The answer is every line in the data below that contains the word "kind".

Page and application data records:
◇ ◇ ◇ ◇ ◇ ◇ ◇

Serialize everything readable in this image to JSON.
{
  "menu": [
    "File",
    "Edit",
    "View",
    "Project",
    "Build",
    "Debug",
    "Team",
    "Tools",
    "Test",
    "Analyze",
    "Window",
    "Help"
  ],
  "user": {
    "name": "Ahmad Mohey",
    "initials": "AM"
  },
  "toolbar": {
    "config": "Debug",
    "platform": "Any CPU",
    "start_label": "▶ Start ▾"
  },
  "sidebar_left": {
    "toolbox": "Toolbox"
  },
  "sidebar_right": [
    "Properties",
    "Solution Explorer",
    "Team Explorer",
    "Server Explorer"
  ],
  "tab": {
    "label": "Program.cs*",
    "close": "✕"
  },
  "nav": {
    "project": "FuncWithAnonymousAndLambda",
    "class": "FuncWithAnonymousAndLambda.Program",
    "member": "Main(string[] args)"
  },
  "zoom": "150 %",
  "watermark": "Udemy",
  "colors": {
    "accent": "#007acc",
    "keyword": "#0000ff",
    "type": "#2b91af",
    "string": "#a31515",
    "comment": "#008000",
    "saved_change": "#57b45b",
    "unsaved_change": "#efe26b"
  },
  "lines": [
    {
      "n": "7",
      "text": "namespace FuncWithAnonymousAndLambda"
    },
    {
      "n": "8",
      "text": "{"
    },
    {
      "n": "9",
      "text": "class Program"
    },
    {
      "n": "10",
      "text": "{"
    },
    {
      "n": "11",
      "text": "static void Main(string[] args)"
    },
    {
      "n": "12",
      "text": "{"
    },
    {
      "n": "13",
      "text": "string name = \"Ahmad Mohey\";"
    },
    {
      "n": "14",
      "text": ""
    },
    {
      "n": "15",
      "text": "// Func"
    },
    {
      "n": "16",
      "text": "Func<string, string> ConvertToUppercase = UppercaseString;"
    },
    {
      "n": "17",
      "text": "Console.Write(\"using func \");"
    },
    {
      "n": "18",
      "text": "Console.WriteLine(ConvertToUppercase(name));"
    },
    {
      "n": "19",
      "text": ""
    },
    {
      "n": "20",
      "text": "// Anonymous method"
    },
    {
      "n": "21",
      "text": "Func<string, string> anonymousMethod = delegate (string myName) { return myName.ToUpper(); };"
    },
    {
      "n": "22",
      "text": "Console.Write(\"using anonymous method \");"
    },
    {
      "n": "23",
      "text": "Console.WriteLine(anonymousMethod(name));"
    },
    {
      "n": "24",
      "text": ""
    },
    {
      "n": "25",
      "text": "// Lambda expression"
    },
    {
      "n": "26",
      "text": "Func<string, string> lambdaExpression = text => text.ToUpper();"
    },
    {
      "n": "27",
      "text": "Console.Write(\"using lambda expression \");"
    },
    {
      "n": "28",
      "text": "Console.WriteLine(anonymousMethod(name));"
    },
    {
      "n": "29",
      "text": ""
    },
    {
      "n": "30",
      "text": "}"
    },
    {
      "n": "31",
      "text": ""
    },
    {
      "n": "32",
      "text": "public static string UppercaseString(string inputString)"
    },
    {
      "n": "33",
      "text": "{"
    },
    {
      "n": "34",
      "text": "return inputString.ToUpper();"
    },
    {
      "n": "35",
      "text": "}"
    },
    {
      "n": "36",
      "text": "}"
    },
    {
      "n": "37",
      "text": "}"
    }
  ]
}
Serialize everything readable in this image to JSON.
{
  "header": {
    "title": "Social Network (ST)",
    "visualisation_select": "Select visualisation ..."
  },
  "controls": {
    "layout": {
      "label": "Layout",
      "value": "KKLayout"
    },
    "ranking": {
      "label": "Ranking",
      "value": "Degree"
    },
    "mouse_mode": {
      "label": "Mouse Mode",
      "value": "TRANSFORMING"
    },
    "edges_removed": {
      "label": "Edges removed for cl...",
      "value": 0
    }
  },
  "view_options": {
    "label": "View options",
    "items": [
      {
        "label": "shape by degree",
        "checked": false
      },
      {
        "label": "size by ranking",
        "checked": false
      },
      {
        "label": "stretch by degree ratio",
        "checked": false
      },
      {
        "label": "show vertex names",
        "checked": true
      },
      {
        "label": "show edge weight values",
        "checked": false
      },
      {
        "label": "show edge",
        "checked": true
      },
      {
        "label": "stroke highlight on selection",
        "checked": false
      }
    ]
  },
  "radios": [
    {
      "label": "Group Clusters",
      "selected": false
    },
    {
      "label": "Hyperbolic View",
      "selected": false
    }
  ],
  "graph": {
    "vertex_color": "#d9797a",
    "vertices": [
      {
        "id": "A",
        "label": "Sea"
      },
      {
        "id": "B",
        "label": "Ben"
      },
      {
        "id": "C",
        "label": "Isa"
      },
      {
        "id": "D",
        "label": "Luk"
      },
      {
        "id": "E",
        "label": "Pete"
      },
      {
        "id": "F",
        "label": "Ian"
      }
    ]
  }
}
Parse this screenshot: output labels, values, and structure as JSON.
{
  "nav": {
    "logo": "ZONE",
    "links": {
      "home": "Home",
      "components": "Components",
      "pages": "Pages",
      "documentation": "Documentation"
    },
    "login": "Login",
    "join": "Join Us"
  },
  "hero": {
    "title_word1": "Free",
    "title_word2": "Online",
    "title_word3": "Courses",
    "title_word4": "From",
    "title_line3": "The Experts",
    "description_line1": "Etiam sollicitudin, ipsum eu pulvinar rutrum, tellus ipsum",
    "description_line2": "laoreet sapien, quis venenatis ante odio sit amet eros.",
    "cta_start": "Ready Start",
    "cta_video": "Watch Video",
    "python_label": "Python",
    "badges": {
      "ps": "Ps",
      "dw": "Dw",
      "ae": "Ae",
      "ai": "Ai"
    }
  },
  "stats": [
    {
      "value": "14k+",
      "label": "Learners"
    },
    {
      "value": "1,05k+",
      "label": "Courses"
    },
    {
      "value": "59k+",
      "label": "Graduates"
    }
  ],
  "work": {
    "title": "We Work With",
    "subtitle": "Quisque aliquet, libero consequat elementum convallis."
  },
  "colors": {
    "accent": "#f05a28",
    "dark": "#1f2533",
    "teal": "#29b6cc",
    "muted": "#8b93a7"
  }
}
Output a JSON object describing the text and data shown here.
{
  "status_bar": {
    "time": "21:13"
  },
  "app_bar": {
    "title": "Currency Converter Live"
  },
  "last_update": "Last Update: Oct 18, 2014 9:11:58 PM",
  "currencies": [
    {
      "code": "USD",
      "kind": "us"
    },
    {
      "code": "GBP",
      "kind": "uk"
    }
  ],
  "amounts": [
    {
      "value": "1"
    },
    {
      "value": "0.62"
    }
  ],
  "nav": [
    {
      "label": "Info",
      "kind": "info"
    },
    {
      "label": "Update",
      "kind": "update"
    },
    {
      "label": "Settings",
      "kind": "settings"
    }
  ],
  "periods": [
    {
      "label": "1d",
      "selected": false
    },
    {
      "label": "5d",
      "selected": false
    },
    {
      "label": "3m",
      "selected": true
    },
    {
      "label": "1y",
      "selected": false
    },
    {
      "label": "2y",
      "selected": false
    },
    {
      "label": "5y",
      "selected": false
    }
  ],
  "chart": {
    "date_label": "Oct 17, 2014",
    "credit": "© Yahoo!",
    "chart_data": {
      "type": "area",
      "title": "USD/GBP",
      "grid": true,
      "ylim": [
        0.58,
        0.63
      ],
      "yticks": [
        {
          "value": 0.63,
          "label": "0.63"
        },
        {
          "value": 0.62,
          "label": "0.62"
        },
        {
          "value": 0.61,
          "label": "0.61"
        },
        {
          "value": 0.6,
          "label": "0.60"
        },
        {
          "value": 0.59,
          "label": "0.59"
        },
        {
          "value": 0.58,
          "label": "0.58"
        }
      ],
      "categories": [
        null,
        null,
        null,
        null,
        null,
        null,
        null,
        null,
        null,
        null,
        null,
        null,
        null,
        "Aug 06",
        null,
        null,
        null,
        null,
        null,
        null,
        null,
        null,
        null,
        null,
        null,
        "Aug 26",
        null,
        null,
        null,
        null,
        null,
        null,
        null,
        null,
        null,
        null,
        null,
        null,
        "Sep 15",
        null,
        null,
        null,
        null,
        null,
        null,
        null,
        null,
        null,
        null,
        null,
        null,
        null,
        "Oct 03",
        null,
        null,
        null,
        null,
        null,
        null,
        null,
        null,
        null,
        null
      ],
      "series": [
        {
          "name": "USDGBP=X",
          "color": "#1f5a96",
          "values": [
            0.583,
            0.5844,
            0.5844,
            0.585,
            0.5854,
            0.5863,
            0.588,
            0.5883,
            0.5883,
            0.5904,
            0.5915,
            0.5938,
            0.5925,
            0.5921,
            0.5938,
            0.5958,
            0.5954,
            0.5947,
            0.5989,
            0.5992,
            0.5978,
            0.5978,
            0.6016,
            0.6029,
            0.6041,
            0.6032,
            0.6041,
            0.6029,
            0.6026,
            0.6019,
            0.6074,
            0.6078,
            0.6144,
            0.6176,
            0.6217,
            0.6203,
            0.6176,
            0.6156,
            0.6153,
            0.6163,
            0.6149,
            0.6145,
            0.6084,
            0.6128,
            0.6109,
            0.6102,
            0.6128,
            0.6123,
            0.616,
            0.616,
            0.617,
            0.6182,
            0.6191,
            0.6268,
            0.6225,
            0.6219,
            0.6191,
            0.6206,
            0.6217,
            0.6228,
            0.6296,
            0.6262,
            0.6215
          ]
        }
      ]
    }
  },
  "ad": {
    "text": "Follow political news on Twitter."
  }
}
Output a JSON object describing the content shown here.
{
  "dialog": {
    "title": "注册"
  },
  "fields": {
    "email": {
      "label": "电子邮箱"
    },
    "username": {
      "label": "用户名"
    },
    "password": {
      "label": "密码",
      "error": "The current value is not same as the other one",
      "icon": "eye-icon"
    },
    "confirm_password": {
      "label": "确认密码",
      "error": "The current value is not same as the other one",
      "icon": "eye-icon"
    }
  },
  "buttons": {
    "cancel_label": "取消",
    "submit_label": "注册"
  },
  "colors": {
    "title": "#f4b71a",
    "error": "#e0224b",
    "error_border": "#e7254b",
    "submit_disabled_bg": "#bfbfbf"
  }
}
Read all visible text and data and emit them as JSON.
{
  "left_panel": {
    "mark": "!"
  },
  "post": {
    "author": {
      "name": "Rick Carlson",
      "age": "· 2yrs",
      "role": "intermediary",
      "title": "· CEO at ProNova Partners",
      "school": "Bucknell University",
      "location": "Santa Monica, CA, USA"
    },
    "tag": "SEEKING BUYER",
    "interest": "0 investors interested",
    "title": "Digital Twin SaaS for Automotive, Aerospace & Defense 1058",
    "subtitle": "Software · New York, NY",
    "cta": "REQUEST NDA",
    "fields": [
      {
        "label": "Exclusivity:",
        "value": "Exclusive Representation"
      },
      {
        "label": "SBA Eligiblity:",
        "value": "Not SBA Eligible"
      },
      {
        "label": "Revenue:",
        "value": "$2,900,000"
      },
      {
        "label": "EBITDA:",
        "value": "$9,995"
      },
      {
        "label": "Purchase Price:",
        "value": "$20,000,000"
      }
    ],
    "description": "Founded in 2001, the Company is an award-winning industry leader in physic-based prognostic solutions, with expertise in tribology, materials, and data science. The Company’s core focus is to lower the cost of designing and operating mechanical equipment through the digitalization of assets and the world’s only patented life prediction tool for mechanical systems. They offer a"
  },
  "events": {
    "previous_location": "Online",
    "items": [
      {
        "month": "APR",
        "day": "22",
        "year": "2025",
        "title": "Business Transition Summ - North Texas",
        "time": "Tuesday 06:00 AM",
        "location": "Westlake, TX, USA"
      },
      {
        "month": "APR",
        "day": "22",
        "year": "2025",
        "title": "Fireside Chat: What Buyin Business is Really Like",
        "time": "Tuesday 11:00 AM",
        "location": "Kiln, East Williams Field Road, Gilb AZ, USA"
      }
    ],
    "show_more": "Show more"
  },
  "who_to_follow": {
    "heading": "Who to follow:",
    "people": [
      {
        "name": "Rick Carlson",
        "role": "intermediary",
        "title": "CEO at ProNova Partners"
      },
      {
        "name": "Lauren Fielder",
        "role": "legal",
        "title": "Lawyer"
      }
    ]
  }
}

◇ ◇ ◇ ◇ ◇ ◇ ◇

*Answer space:*
      "kind": "us"
      "kind": "uk"
      "kind": "info"
      "kind": "update"
      "kind": "settings"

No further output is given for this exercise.